Google’s Chromebook platform has seen some success among students and a select group of brave souls who’re willing to venture out with what is, essentially, a web-only device.
While the cheaper end of the Chromebook spectrum is made up of $200 Chromebook from the likes of Dell, HP and Acer, the higher end of the spectrum only sees Google and its lovely Pixelbook hardware.
Developers at XDA, who’ve been closely tracking developments, have noted that Pixelbook developers appear to be working on getting the Pixelbook certified hardware compatibility with Windows. Mentions of WHCK (Windows Hardware Certification Kit) and WHLK (Windows Hardware Lab Kit) hint at this.
According to XDA, getting WHCK and WHLK certification means that the device will have support for signed drivers and other such perks, which guarantee a certain level of user experience. Earlier reports from XDA also suggested that developers were working on enabling native Windows 10 support on the device.
The Pixelbook is certainly a lovely device, and its hardware will put many Ultrabooks to shame. Priced at $999 ($749 at its current, discounted price), the Pixelbook includes a 7th gen Intel Core i5 CPU, 8 GB RAM and 128 SSD storage. The device is just 10.3 mm thick and is convertible, which means it can be used as a laptop or a tablet in various combinations. It also supports a stylus and promises 10 hours of battery life.

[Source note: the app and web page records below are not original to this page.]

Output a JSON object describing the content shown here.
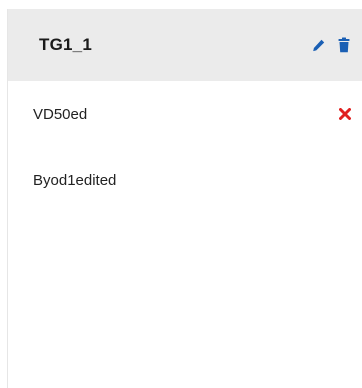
{
  "group": {
    "title": "TG1_1",
    "edit_icon": "pencil-icon",
    "delete_icon": "trash-icon",
    "accent_color": "#1a5fb4"
  },
  "members": [
    {
      "name": "VD50ed",
      "removable": true,
      "remove_icon": "close-icon",
      "remove_color": "#e02020"
    },
    {
      "name": "Byod1edited",
      "removable": false
    }
  ]
}
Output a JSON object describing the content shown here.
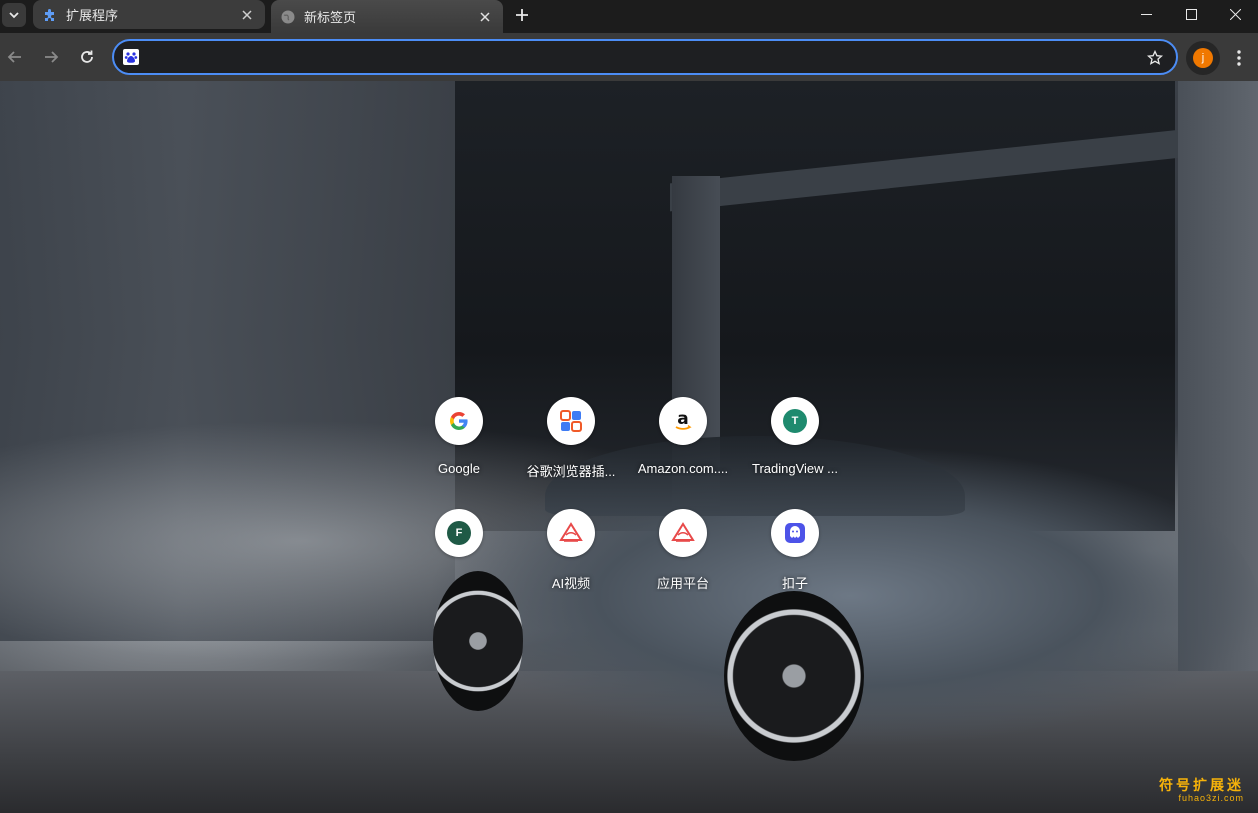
{
  "tabs": [
    {
      "title": "扩展程序",
      "icon": "puzzle-icon",
      "active": false
    },
    {
      "title": "新标签页",
      "icon": "globe-icon",
      "active": true
    }
  ],
  "toolbar": {
    "address_value": "",
    "avatar_letter": "j"
  },
  "shortcuts": [
    {
      "label": "Google",
      "icon": "google-icon"
    },
    {
      "label": "谷歌浏览器插...",
      "icon": "extension-store-icon"
    },
    {
      "label": "Amazon.com....",
      "icon": "amazon-icon"
    },
    {
      "label": "TradingView ...",
      "icon": "letter-t-icon",
      "letter": "T"
    },
    {
      "label": "",
      "icon": "letter-f-icon",
      "letter": "F"
    },
    {
      "label": "AI视频",
      "icon": "ai-video-icon"
    },
    {
      "label": "应用平台",
      "icon": "app-platform-icon"
    },
    {
      "label": "扣子",
      "icon": "coze-icon"
    }
  ],
  "watermark": {
    "title": "符号扩展迷",
    "url": "fuhao3zi.com"
  },
  "colors": {
    "accent": "#4c8df6",
    "avatar": "#f07800",
    "tab_strip": "#1c1c1c",
    "toolbar": "#3a3a3a"
  }
}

Such great hardware being limited by ChromeOS was always a point against the device. Why would anyone want to spend $999 on a web-only laptop when they could buy a more flexible Windows or macOS device for the same price?